“I feel sorry that I failed to meet the support that many fans gave me,” the 19-year old said, crying. “I still have other competitions left, so I will concentrate on them.”
For the country’s Winter Games fans, the ire is not new.
At the 2017 Asian Winter Games in Sapporo, Japan, South Korean short track speedskating star Shim Suk-hee was the victim of a disqualification dispute. During the 500 meters final, China’s Fan Kexin was seen grabbing Shim’s right knee with her left hand during the final lap. Both skaters were disqualified to everyone’s surprise.
In the 1,500-meter final in Salt Lake City 2002, South Korean Kim Dong-sung was also disqualified for cross-tracking and skating in front of another skater, American Apolo Anton Ohno, awarding him the gold.
Kim, who had taken the national flag in his celebration, threw it to the ice and stormed out. The judges’ decision raised a fuss at home and abroad, flooding the US Olympic Committee with so many emails that it shut down its website.
The animosity toward Ohno became so heated that the skater and the entire American short track team in 2003 withdrew from a World Cup event held in Korea, citing death threats.
Also during the 2002 Winter Games, Australian Steven Bradbury won the 1,000-meter final after all four of his rivals in front of him, including Kim and Ohno, crashed in the last lap. In disbelief, Bradbury threw up his arms in joy, winning Australia’s first-ever winter gold medal.
Short track races are often won by the skaters most skilled at avoiding crashes, former short track speedskater Chae Ji-hoon told a local daily. He won gold in the 500-meter short track competition at the 1994 Lillehammer Winter Games.

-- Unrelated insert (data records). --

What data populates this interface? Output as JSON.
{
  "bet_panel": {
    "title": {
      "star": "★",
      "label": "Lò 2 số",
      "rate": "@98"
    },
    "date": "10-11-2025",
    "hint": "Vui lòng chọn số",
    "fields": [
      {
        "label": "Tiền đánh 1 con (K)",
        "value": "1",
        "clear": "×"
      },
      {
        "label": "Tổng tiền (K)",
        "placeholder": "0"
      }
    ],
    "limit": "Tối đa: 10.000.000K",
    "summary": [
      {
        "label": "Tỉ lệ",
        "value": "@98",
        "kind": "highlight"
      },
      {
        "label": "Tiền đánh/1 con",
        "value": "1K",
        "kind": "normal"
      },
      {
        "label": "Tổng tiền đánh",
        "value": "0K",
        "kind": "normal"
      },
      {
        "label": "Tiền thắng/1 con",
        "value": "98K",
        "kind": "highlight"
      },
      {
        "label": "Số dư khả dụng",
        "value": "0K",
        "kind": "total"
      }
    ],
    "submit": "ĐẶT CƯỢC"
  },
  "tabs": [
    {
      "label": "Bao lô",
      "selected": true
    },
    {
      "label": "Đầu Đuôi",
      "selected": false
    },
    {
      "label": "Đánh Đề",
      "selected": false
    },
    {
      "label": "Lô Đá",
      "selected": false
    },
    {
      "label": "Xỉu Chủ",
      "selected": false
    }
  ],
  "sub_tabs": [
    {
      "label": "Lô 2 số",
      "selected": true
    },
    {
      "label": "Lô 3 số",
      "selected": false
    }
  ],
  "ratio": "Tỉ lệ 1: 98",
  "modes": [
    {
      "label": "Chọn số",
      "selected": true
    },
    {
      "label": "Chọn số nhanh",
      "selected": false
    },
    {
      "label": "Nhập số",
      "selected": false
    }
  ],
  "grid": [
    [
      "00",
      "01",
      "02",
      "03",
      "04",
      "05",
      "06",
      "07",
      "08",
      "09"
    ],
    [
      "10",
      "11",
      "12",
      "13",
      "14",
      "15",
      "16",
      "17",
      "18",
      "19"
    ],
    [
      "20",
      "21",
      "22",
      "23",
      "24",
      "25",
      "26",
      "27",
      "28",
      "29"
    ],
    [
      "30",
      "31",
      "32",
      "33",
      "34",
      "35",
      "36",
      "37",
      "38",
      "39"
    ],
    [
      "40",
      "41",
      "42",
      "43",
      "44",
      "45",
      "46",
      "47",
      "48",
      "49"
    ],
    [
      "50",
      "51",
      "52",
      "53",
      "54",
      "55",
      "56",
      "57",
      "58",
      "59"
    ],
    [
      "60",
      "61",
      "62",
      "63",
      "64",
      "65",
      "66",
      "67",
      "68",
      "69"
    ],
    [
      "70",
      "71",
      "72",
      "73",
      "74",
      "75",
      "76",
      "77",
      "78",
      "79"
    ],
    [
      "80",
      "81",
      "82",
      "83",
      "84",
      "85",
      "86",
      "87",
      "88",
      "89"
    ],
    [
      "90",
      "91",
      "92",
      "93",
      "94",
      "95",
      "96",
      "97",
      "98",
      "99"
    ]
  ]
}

“Skaters should consider every possibility of scenarios for crashes, falling and even of being disqualified in order to win the race,” Chae said. “This is short track.”
By Bak Se-hwan (firstname.lastname@example.org)